#### Task description:
If a line below contains the string "face", return that line.

[Records from a data collection]
+===+

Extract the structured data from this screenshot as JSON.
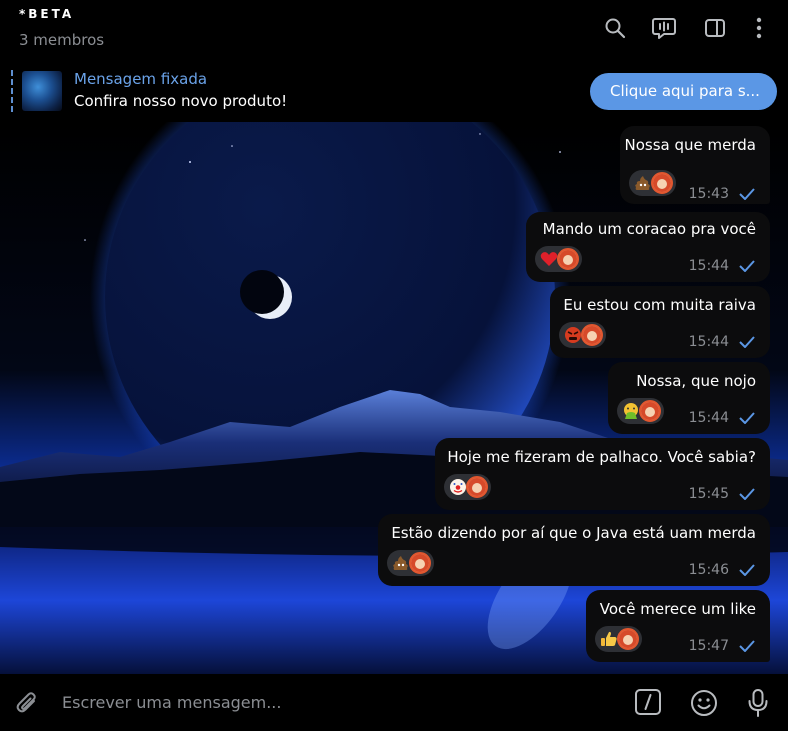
{
  "header": {
    "title": "*BETA",
    "subtitle": "3 membros",
    "icons": [
      "search-icon",
      "voice-chat-icon",
      "sidebar-toggle-icon",
      "more-vertical-icon"
    ]
  },
  "pinned": {
    "title": "Mensagem fixada",
    "text": "Confira nosso novo produto!",
    "button_label": "Clique aqui para s..."
  },
  "messages": [
    {
      "text": "Nossa que merda",
      "reaction": "poop",
      "time": "15:43",
      "status": "sent"
    },
    {
      "text": "Mando um coracao pra você",
      "reaction": "red-heart",
      "time": "15:44",
      "status": "sent"
    },
    {
      "text": "Eu estou com muita raiva",
      "reaction": "angry-face",
      "time": "15:44",
      "status": "sent"
    },
    {
      "text": "Nossa, que nojo",
      "reaction": "vomiting-face",
      "time": "15:44",
      "status": "sent"
    },
    {
      "text": "Hoje me fizeram de palhaco. Você sabia?",
      "reaction": "clown-face",
      "time": "15:45",
      "status": "sent"
    },
    {
      "text": "Estão dizendo por aí que o Java está uam merda",
      "reaction": "poop",
      "time": "15:46",
      "status": "sent"
    },
    {
      "text": "Você merece um like",
      "reaction": "thumbs-up",
      "time": "15:47",
      "status": "sent"
    }
  ],
  "composer": {
    "placeholder": "Escrever uma mensagem...",
    "icons": [
      "paperclip-icon",
      "bot-command-icon",
      "emoji-icon",
      "microphone-icon"
    ]
  },
  "colors": {
    "accent": "#5b97e5",
    "link": "#6aa2e8",
    "bubble": "#0c0c0d",
    "muted": "#8b8e93",
    "check": "#5b97e5"
  }
}
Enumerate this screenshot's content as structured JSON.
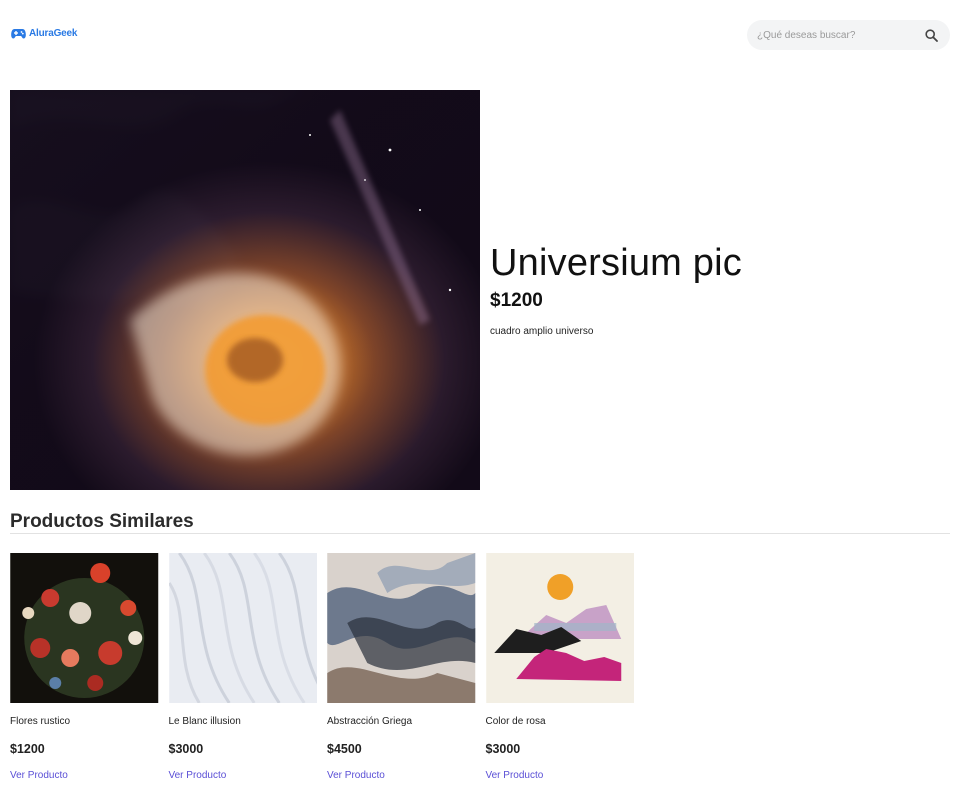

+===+

#### Answer space:
      "reaction": "angry-face",
      "reaction": "vomiting-face",
      "reaction": "clown-face",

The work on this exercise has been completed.